June 30, 2011

A tiny fragment of a single gene makes or breaks the all-important folding of brain tissue.

Transcript

BOB HIRSHON (host):

A gene that transforms our brains…I’m Bob Hirshon and this is Science Update.

Human brains aren’t the biggest in the animal kingdom, but they are the most densely folded. It’s believed that the extra surface area allows us to think in complex ways. Now, Yale University neurosurgeon Murat Gunel and his colleagues have identified a tiny part of one gene, for a protein called laminin, that plays a pivotal role in the folding.

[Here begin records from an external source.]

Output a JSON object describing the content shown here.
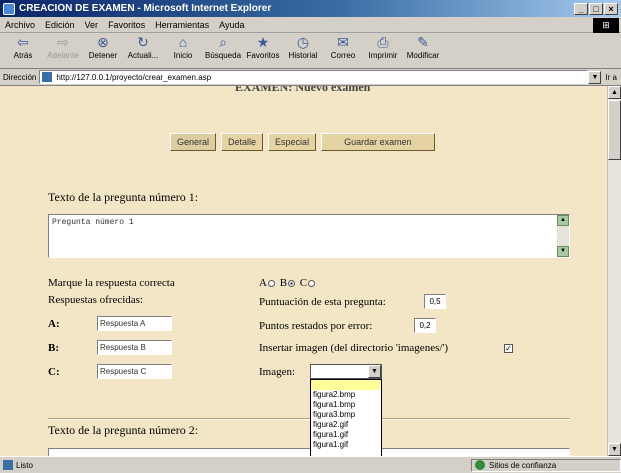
{
  "window": {
    "title": "CREACIÓN DE EXAMEN - Microsoft Internet Explorer",
    "buttons": [
      "_",
      "□",
      "×"
    ]
  },
  "menu": [
    "Archivo",
    "Edición",
    "Ver",
    "Favoritos",
    "Herramientas",
    "Ayuda"
  ],
  "toolbar": {
    "items": [
      {
        "label": "Atrás",
        "icon": "back-arrow-icon",
        "glyph": "⇦",
        "disabled": false
      },
      {
        "label": "Adelante",
        "icon": "forward-arrow-icon",
        "glyph": "⇨",
        "disabled": true
      },
      {
        "label": "Detener",
        "icon": "stop-icon",
        "glyph": "⊗",
        "disabled": false
      },
      {
        "label": "Actuali...",
        "icon": "refresh-icon",
        "glyph": "↻",
        "disabled": false
      },
      {
        "label": "Inicio",
        "icon": "home-icon",
        "glyph": "⌂",
        "disabled": false
      },
      {
        "label": "Búsqueda",
        "icon": "search-icon",
        "glyph": "⌕",
        "disabled": false
      },
      {
        "label": "Favoritos",
        "icon": "favorites-icon",
        "glyph": "★",
        "disabled": false
      },
      {
        "label": "Historial",
        "icon": "history-icon",
        "glyph": "◷",
        "disabled": false
      },
      {
        "label": "Correo",
        "icon": "mail-icon",
        "glyph": "✉",
        "disabled": false
      },
      {
        "label": "Imprimir",
        "icon": "print-icon",
        "glyph": "⎙",
        "disabled": false
      },
      {
        "label": "Modificar",
        "icon": "edit-icon",
        "glyph": "✎",
        "disabled": false
      }
    ]
  },
  "address": {
    "label": "Dirección",
    "url": "http://127.0.0.1/proyecto/crear_examen.asp",
    "go": "Ir a"
  },
  "page": {
    "heading": "EXAMEN: Nuevo examen",
    "nav_buttons": [
      "General",
      "Detalle",
      "Especial",
      "Guardar examen"
    ],
    "q1": {
      "title": "Texto de la pregunta número 1:",
      "text": "Pregunta número 1",
      "correct_label": "Marque la respuesta correcta",
      "options": [
        {
          "letter": "A",
          "selected": false
        },
        {
          "letter": "B",
          "selected": true
        },
        {
          "letter": "C",
          "selected": false
        }
      ],
      "answers_label": "Respuestas ofrecidas:",
      "answers": [
        {
          "key": "A:",
          "value": "Respuesta A"
        },
        {
          "key": "B:",
          "value": "Respuesta B"
        },
        {
          "key": "C:",
          "value": "Respuesta C"
        }
      ],
      "score_label": "Puntuación de esta pregunta:",
      "score": "0,5",
      "penalty_label": "Puntos restados por error:",
      "penalty": "0,2",
      "insert_image_label": "Insertar imagen (del directorio 'imagenes/')",
      "insert_image_checked": true,
      "image_label": "Imagen:",
      "image_options": [
        "",
        "figura2.bmp",
        "figura1.bmp",
        "figura3.bmp",
        "figura2.gif",
        "figura1.gif",
        "figura1.gif"
      ]
    },
    "q2": {
      "title": "Texto de la pregunta número 2:"
    }
  },
  "status": {
    "text": "Listo",
    "zone": "Sitios de confianza"
  }
}
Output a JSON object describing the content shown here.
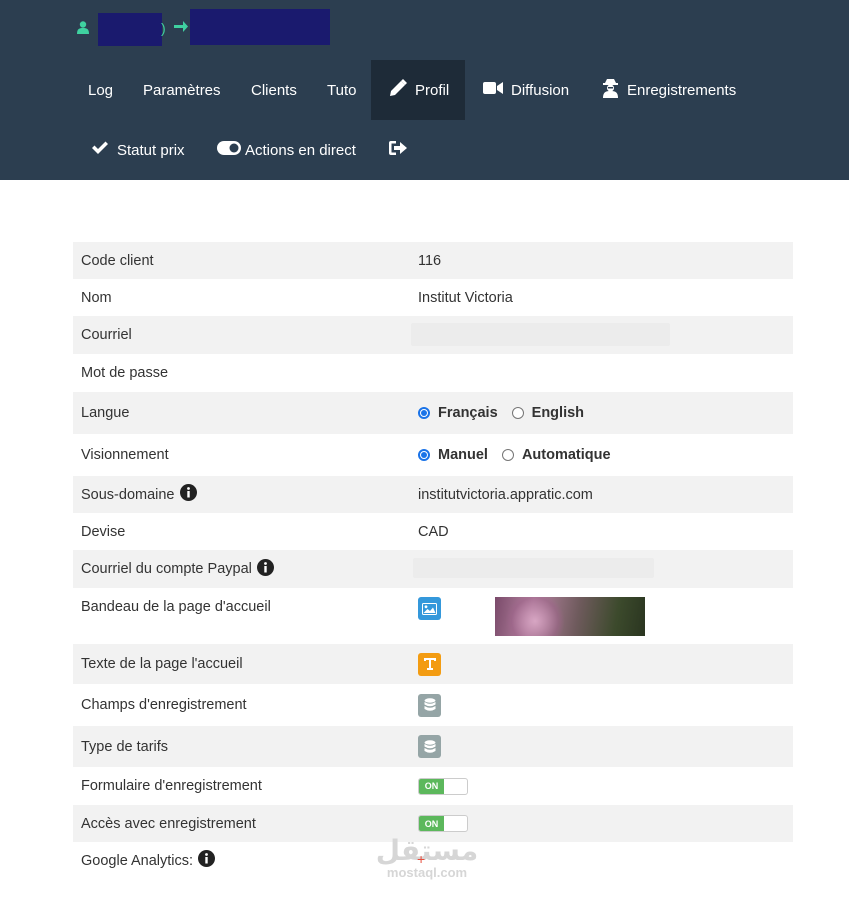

Surprisingly, the same gene’s found in mice, which have unfolded brain tissue. But in mice, the gene mainly affects blood vessels and the membrane around the brain.

MURAT GUNEL (Yale University):

They are still important for that function in humans, but also somehow we switched it to use in our brain cells as well, in neurons.

HIRSHON:

The evidence came from a rare patient who’s missing the folds in her brain’s visual center – which makes it hard for her to link images to abstract thoughts. I’m Bob Hirshon, for AAAS, the science society.